The big thing that sets “Use Me” apart from its predecessors is undoubtedly frontwoman Lynn Gunn’s public ownership of the project from the get go. Handling songwriting, instrumentation, and production, “Use Me” makes it clear that this is Gunn’s world and we’re just living it. And with that comes an album that’s both intensely personal and intensely focused, bringing all the power you’d come to expect from a PVRIS album with the evolution that comes with each new release.

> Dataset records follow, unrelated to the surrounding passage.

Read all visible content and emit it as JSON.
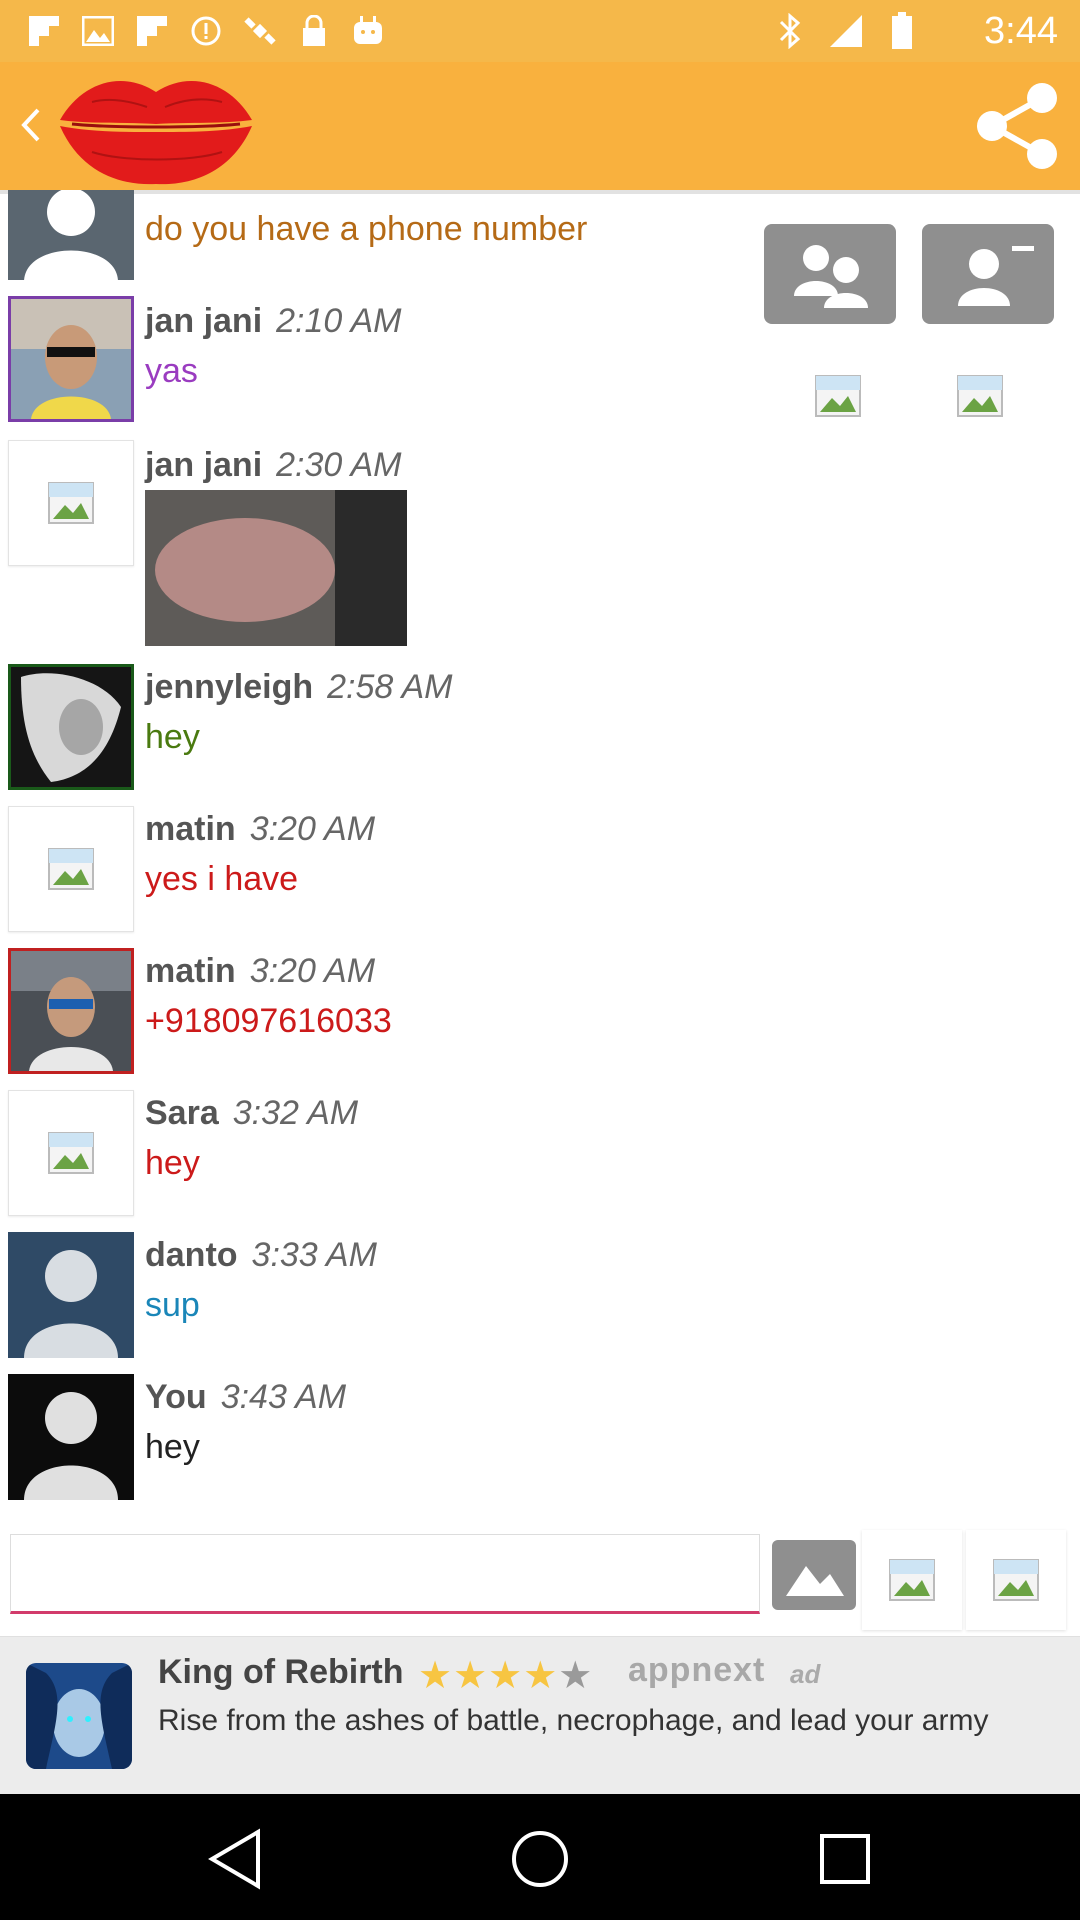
{
  "status_bar": {
    "time": "3:44",
    "icons": [
      "flipboard-icon",
      "image-icon",
      "flipboard-icon",
      "info-icon",
      "satellite-icon",
      "lock-icon",
      "android-icon",
      "bluetooth-icon",
      "signal-icon",
      "battery-icon"
    ]
  },
  "appbar": {
    "logo": "lips-logo",
    "share_icon": "share-icon",
    "back_icon": "back-arrow-icon"
  },
  "messages": [
    {
      "name": "",
      "time": "",
      "text": "do you have a phone number",
      "text_color": "#b56a16",
      "avatar": "default-gray"
    },
    {
      "name": "jan jani",
      "time": "2:10 AM",
      "text": "yas",
      "text_color": "#9a3cc0",
      "avatar": "photo-purple"
    },
    {
      "name": "jan jani",
      "time": "2:30 AM",
      "text": "",
      "text_color": "#333333",
      "avatar": "broken",
      "has_image": true
    },
    {
      "name": "jennyleigh",
      "time": "2:58 AM",
      "text": "hey",
      "text_color": "#4a7a10",
      "avatar": "photo-green"
    },
    {
      "name": "matin",
      "time": "3:20 AM",
      "text": "yes i have",
      "text_color": "#cc1a1a",
      "avatar": "broken"
    },
    {
      "name": "matin",
      "time": "3:20 AM",
      "text": "+918097616033",
      "text_color": "#cc1a1a",
      "avatar": "photo-red"
    },
    {
      "name": "Sara",
      "time": "3:32 AM",
      "text": "hey",
      "text_color": "#cc1a1a",
      "avatar": "broken"
    },
    {
      "name": "danto",
      "time": "3:33 AM",
      "text": "sup",
      "text_color": "#1a86b8",
      "avatar": "default-blue"
    },
    {
      "name": "You",
      "time": "3:43 AM",
      "text": "hey",
      "text_color": "#222222",
      "avatar": "default-dark"
    }
  ],
  "composer": {
    "placeholder": "",
    "value": ""
  },
  "ad": {
    "title": "King of Rebirth",
    "rating": 4,
    "rating_max": 5,
    "brand": "appnext",
    "tag": "ad",
    "description": "Rise from the ashes of battle, necrophage, and lead your army"
  },
  "colors": {
    "appbar": "#f9b13e",
    "statusbar": "#f5b84a",
    "input_underline": "#d23b6b"
  }
}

Saying the singles still hold up is an understatement. The three returning tracks from 2019’s Hallucinations EP—”Death of Me,” “Hallucinations,” and “Old Wounds”—pack dark energy in three entirely different forms, and the two additional singles released this spring—”Dead Weight” and “Gimme a Minute”—have only grown on me with time, especially the latter.
But if there’s one thing I’ve learned from the many album releases I’ve looked forward to over the years, it’s that the singles don’t necessarily reflect the quality of the rest of the album. You can listen to the singles and have an idea of where the album is going to go, but when the album actually comes out, you can be dead wrong, for better or for worse. And in this case, the singles set my expectations high and the rest of the album blew them out of the water.
“Stay Gold” flips the album’s breakup narrative on its head under a driving beat and fuzzy synths. “Good to Be Alive” is one of the greatest lyrical flexes on the album. “Loveless” is a surprise acoustic break from the rest of the album’s refusal to stop moving. “January Rain” slows down in an entirely different way, introspective and minimal. The album’s title track, featuring 070 Shake, is incredible beyond words and deserves a listen if you don’t listen to anything else on the album. And “Wish You Well” closes out the album with a satisfying sense of closure.
Every song on this album deserves its place there, all with snappy and precise production and Gunn’s lyrical prowess. I find myself obsessing over a new song every week, listening to it over and over again until I move on to the next one, and so the cycle continues. I’ve added these songs to countless playlists in the month since the album came out. And I know recency bias is a thing, but even after two incredible albums, these songs immediately shot to the top of my favorites in PVRIS’ discography, and I’m pretty sure they’ll stay there for a long time.